Review by Gaiutra Bahadur (Ms. Magazine, Summer 2013)
The author of Pink Sari Revolution compares India’s Gulabi Gang to insurgents, saying they number 20,000, eight times the size of al- Qaeda in Afghanistan. She uses this analogy to define the scope of their movement, started in 2006 by Sampat Pal, a daring, electrifying seamstress- turned-social worker. By likening Pal’s recruits—rural women in pink saris (gulabi is Hindi for pink) wielding pink sticks—to armed combatants, Amana Fontanella-Khan implies the women’s militancy and their radical effort to fight political corruption and overthrow an entrenched patriarchy of arranged marriage, domestic violence and rape.
The author makes her case through stories, especially the tragedy of a village teenager held against her will and raped by a thug legislator, then violated again when accused of theft, falsely imprisoned and subjected to an outrageous medical exam that tarnished her as a “habitual sex addict.” Fontanella-Khan weaves the girl’s story with that of the formidable Pal, who interceded on her behalf. An uneducated villager who was married at 12 and a mother by 15, Pal is a domineering, absentee wife and a fierce advocate for the underdog, who went “from zeero to heero,” as a friend describes her.
As a gifted organizer and orator with political acumen and ego, Pal makes a riveting protagonist in a book with a Bollywood-worthy plot. (In fact, a Bombay musical about the Gulabi Gang is forthcoming.) Its setting is fascinating—a lawless, beleaguered state in northern India where bandits and indicted criminals routinely win political office—and its main character, the charismatic Pal, tells her story with flair. She and the gang have shamed officials into giving widows their rightful pensions, released the wrongfully imprisoned, even built roads. They have sanctioned caste-crossing relationships based on love. The gang’s larger story—of poverty- stricken, unlettered women standing up for themselves, struggling against centuries-old misogyny—inspires. “Hope is a very big thing,” one elderly member says. “Sampat gave it to us every time she came to the village.”
Still, it needs to be asked how truly revolutionary the Gulabi Gang is— or can be—and the author doesn’t step back from storytelling to do so. In her account of a widow horrifically mistreated, then evicted, by her in-laws, she misses opportunities to explore the gang’s limits and thus risks overstating their impact. Yes, they convinced the in-laws to take the widow back; what they could not do was grant her economic independence, and Fontanella-Khan fails to point this out.

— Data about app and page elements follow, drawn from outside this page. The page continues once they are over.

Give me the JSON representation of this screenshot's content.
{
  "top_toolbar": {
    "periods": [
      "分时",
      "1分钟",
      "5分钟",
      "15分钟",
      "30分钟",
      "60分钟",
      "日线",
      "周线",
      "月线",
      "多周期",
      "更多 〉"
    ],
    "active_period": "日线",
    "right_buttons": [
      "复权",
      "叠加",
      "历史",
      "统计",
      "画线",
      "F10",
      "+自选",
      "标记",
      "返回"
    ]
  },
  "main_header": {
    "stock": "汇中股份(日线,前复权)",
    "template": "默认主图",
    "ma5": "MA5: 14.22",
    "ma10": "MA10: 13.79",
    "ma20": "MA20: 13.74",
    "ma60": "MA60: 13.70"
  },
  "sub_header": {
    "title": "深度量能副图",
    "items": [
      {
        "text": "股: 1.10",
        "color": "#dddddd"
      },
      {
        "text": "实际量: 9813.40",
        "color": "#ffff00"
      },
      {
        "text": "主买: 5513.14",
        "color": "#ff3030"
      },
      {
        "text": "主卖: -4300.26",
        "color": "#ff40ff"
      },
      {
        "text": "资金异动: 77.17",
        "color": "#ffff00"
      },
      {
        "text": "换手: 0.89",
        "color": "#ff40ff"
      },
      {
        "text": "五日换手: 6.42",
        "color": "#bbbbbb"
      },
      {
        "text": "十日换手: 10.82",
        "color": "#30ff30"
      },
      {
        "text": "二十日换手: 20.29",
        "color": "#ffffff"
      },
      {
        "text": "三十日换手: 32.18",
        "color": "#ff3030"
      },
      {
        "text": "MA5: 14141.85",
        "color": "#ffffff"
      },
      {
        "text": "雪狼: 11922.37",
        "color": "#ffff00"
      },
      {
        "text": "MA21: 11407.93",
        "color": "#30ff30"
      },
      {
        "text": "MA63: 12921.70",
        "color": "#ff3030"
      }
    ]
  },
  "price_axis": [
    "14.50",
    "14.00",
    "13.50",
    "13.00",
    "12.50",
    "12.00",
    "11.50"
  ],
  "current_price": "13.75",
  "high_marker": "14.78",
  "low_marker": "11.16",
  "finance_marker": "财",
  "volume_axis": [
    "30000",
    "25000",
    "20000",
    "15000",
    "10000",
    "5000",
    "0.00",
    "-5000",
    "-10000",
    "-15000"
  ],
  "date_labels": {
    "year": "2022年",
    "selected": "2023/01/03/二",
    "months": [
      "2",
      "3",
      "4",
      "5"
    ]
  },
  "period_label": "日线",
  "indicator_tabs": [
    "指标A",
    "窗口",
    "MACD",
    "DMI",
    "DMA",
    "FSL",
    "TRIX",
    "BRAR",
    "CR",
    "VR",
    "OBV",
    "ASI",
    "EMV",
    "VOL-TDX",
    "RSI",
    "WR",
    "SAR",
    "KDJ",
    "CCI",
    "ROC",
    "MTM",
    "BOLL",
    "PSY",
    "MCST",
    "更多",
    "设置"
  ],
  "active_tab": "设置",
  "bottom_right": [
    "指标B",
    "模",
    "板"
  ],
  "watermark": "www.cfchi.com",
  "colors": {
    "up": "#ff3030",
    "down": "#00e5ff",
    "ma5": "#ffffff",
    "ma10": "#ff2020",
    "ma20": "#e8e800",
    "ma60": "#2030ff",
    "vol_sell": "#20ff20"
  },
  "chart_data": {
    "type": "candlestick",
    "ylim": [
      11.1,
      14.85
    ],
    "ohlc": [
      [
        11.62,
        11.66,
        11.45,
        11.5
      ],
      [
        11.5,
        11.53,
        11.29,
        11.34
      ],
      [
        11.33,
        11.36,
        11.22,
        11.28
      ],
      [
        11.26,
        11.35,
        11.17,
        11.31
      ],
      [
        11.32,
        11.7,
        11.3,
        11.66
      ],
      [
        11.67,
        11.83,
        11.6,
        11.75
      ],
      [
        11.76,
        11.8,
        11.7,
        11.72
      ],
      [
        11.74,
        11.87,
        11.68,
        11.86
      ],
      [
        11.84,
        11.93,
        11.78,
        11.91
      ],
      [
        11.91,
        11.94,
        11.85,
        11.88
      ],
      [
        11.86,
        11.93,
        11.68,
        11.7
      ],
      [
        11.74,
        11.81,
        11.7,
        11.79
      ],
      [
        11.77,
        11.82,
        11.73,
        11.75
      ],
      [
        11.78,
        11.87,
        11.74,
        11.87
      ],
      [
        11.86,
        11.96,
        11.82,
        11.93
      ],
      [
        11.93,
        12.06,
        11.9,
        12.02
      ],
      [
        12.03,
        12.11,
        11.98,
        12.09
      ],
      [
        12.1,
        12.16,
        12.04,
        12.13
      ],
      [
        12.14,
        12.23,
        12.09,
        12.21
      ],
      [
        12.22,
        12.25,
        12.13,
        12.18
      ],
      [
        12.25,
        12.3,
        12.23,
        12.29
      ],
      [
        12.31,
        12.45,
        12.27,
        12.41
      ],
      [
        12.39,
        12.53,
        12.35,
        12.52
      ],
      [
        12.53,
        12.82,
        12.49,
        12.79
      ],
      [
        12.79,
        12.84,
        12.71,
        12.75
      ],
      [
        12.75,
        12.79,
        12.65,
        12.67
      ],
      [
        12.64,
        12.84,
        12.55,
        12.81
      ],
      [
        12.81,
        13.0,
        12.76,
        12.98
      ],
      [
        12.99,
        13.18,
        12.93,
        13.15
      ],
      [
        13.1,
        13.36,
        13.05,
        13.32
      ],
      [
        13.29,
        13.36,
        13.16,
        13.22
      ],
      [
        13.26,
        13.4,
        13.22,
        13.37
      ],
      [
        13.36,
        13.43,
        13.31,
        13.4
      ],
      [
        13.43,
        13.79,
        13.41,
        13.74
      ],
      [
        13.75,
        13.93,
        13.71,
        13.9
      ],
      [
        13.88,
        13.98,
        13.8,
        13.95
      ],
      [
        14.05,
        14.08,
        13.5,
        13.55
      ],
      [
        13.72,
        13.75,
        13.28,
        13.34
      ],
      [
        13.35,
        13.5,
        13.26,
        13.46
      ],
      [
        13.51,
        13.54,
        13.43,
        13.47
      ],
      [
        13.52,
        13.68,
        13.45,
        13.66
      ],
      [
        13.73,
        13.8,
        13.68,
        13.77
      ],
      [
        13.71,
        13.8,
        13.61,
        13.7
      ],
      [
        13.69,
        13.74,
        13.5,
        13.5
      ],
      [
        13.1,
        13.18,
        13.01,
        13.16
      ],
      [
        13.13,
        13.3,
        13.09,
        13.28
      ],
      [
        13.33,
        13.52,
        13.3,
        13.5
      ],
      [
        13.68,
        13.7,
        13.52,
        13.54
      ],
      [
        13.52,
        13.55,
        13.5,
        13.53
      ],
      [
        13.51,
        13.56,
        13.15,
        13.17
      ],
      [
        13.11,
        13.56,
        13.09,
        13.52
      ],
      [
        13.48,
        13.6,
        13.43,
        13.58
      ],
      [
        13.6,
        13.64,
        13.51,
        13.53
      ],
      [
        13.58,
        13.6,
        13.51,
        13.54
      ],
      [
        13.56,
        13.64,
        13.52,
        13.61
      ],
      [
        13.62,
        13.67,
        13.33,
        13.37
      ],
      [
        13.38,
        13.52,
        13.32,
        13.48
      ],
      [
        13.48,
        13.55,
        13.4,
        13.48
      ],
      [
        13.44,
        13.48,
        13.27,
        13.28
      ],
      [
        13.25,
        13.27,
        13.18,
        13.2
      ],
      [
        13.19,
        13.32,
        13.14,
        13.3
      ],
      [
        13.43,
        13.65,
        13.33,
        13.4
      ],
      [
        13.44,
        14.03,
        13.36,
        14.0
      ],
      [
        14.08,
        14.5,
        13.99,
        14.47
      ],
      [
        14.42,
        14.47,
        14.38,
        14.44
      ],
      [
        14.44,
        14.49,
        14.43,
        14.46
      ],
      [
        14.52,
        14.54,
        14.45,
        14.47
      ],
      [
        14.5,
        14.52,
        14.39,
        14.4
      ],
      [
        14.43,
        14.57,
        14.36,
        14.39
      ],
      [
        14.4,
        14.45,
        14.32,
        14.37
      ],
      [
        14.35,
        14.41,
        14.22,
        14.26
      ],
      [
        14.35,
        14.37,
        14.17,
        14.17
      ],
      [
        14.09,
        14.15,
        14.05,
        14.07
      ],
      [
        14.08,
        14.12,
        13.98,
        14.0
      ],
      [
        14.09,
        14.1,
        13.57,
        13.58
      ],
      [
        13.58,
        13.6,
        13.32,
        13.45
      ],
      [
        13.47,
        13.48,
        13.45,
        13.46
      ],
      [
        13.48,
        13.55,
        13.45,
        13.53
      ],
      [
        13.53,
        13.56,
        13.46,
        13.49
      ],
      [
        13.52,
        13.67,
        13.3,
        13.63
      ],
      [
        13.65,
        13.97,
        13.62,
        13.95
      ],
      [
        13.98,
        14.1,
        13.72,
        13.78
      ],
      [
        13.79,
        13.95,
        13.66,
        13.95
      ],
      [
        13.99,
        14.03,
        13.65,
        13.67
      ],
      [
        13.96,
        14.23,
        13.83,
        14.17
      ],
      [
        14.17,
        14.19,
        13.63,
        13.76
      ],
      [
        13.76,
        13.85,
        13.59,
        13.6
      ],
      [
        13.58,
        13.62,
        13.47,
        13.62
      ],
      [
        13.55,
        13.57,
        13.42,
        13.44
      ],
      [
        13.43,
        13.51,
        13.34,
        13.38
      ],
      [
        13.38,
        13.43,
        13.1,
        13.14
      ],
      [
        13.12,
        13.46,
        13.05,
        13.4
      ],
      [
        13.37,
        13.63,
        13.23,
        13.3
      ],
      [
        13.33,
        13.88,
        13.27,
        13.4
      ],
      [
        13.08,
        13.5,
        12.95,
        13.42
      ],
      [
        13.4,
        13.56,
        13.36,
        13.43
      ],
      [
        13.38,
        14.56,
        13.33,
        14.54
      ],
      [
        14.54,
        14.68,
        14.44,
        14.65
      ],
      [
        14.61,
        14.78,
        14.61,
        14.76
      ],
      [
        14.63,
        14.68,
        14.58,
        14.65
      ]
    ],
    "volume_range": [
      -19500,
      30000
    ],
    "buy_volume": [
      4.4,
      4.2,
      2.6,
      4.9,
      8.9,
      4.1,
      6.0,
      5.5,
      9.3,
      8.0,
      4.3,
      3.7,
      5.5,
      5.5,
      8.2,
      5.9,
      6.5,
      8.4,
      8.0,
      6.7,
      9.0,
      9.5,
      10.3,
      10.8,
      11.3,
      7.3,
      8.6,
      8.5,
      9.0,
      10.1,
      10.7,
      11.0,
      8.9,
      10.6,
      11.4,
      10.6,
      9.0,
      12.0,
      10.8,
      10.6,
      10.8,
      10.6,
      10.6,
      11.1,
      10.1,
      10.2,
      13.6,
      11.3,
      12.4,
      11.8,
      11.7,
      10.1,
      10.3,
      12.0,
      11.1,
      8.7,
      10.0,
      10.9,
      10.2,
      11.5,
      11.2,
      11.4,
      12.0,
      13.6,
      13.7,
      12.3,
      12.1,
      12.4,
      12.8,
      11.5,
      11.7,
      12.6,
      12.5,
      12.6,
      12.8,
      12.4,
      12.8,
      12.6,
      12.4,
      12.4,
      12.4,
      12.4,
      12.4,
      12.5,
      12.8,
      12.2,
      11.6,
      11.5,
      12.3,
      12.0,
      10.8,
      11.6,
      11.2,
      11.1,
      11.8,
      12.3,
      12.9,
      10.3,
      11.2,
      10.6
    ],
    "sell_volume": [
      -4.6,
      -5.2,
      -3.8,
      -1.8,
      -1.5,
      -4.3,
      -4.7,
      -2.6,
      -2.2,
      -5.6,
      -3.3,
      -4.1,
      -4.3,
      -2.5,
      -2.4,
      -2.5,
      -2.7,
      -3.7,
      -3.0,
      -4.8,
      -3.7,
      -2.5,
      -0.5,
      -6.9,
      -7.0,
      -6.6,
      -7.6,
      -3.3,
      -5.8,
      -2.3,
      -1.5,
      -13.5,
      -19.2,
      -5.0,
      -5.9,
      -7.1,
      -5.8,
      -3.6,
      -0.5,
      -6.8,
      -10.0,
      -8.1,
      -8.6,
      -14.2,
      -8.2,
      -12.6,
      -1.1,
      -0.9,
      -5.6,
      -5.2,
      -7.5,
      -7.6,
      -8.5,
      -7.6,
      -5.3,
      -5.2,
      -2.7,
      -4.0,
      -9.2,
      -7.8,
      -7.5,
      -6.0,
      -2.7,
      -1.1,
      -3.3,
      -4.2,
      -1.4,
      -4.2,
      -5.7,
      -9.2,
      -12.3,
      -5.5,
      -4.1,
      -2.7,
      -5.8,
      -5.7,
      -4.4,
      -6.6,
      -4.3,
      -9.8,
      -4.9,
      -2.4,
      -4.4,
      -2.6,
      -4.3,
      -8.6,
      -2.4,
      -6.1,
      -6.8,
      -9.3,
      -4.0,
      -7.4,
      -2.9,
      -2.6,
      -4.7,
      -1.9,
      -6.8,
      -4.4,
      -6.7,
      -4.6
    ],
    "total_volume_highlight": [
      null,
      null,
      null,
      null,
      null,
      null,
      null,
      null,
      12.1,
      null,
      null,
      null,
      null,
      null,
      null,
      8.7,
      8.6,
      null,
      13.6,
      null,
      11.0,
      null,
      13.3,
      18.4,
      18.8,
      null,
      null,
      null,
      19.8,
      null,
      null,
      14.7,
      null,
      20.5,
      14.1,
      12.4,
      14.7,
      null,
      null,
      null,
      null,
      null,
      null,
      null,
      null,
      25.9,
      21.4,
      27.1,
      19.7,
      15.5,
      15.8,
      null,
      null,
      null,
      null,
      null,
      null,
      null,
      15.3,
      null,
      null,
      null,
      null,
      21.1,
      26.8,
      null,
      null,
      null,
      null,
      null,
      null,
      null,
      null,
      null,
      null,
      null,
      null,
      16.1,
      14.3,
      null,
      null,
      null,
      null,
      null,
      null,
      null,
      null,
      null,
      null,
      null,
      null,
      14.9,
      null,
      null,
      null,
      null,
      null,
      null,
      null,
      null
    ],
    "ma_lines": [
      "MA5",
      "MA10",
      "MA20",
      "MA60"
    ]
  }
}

In 2010, when Congress Party leader Sonia Gandhi invited Pal to a private meeting, Gandhi asked, “Why do you use the word gang?” Pal replied, “We beat up a policeman and the media called us a gang.” In fact, their methods are more civil disobedience than militancy. They stage sit-ins and protests and mobilize television cameras, wielding a narrative of themselves as vigilantes rather than bearing arms. Their weapon is the story.
Fontanella-Khan ultimately suggests an analogy more apt than al-Qaeda: Trains in India “often have entertainment on board,” Sufi mystics with harmoniums and eunuchs who threaten to lift their skirts if they aren’t paid. When the women in pink saris travel, they become the spectacle. Other passengers whisper and snap photos. Like eunuchs and singing Sufis, the Gulabi Gang are objects of marvel, performers who capture an audience’s attention and use it to shame and inspire. Pink Sari Revolution argues as the Gulabi Gang fights: by narrative, allowing these remarkable women to tell their story to a broader, global audience.
GAIUTRA BAHADUR is the author of Coolie Woman: The Odyssey of Indenture, due out in October.